- P. Mitchell, P. Hinchcliffe, J. J. Wang, E. Rochtchina, and S. Foran, “Prevalence and associations with ectropion in an older population: the Blue Mountains Eye Study,” Clinical & Experimental Ophthalmology, vol. 29, no. 3, pp. 108–110, 2001.
- J. Shimazaki, M. Sakala, and K. Tsubota, “Ocular surface changes and discomfort in patients with meibomian gland dysfunction,” Archives of Ophthalmology, vol. 113, no. 10, pp. 1266–1270, 1995.
- B. Eshraghi, P. Abdi, M. Akbari, and M. A. Fard, “Microbiologic spectrum of acute and chronic dacryocystitis,” International Ophthalmology, vol. 7, no. 5, pp. 864–867, 2014.
- R. C. Gentile, S. Shukla, M. Shah et al., “Microbiological spectrum and antibiotic sensitivity in endophthalmitis: a 25-year review,” Ophthalmology, vol. 121, no. 8, pp. 1634–1642, 2014.
- M. B. Kashkouli, F. Pakdel, and V. Kiavash, “Assessment and management of proximal and incomplete symptomatic obstruction of the lacrimal drainage system,” Middle East African Journal of Ophthalmology, vol. 19, no. 1, pp. 60–69, 2012.

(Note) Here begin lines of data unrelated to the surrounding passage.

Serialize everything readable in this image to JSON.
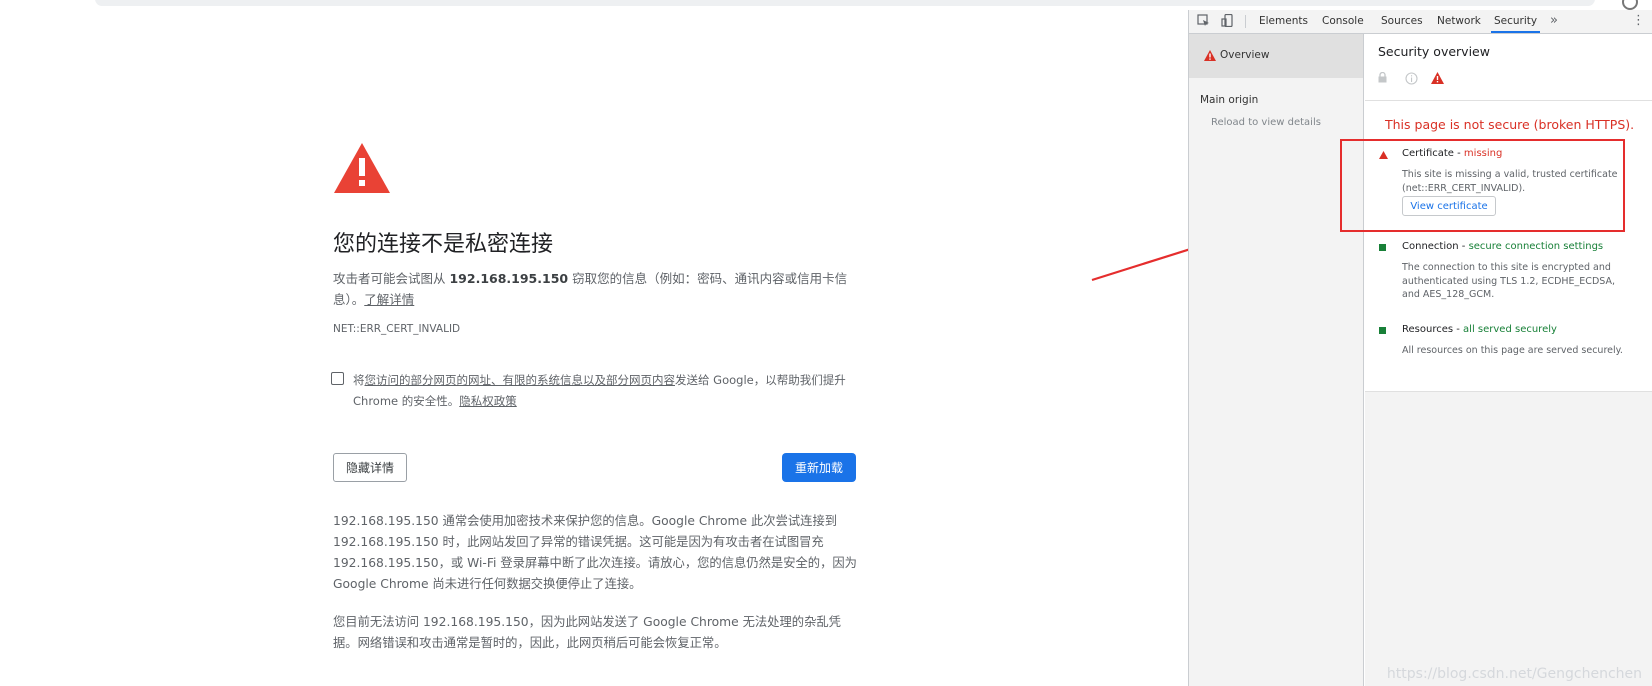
{
  "interstitial": {
    "heading": "您的连接不是私密连接",
    "para1_before": "攻击者可能会试图从 ",
    "para1_host": "192.168.195.150",
    "para1_after": " 窃取您的信息（例如：密码、通讯内容或信用卡信息）。",
    "learn_more": "了解详情",
    "error_code": "NET::ERR_CERT_INVALID",
    "checkbox_prefix": "将",
    "checkbox_link": "您访问的部分网页的网址、有限的系统信息以及部分网页内容",
    "checkbox_suffix": "发送给 Google，以帮助我们提升 Chrome 的安全性。",
    "privacy_link": "隐私权政策",
    "hide_details_button": "隐藏详情",
    "reload_button": "重新加载",
    "details_para1": "192.168.195.150 通常会使用加密技术来保护您的信息。Google Chrome 此次尝试连接到 192.168.195.150 时，此网站发回了异常的错误凭据。这可能是因为有攻击者在试图冒充 192.168.195.150，或 Wi-Fi 登录屏幕中断了此次连接。请放心，您的信息仍然是安全的，因为 Google Chrome 尚未进行任何数据交换便停止了连接。",
    "details_para2": "您目前无法访问 192.168.195.150，因为此网站发送了 Google Chrome 无法处理的杂乱凭据。网络错误和攻击通常是暂时的，因此，此网页稍后可能会恢复正常。"
  },
  "devtools": {
    "tabs": [
      "Elements",
      "Console",
      "Sources",
      "Network",
      "Security"
    ],
    "active_tab": "Security",
    "sidebar": {
      "overview": "Overview",
      "main_origin": "Main origin",
      "reload_hint": "Reload to view details"
    },
    "overview": {
      "title": "Security overview",
      "summary": "This page is not secure (broken HTTPS).",
      "certificate": {
        "label": "Certificate - ",
        "status": "missing",
        "description": "This site is missing a valid, trusted certificate (net::ERR_CERT_INVALID).",
        "button": "View certificate"
      },
      "connection": {
        "label": "Connection - ",
        "status": "secure connection settings",
        "description": "The connection to this site is encrypted and authenticated using TLS 1.2, ECDHE_ECDSA, and AES_128_GCM."
      },
      "resources": {
        "label": "Resources - ",
        "status": "all served securely",
        "description": "All resources on this page are served securely."
      }
    }
  },
  "watermark": "https://blog.csdn.net/Gengchenchen",
  "colors": {
    "warning_red": "#d93025",
    "secure_green": "#188038",
    "primary_blue": "#1a73e8",
    "annotation_red": "#e52d2d"
  }
}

Copyright © 2016 Mahmut Oğuz Ulusoy et al. This is an open access article distributed under the Creative Commons Attribution License, which permits unrestricted use, distribution, and reproduction in any medium, provided the original work is properly cited.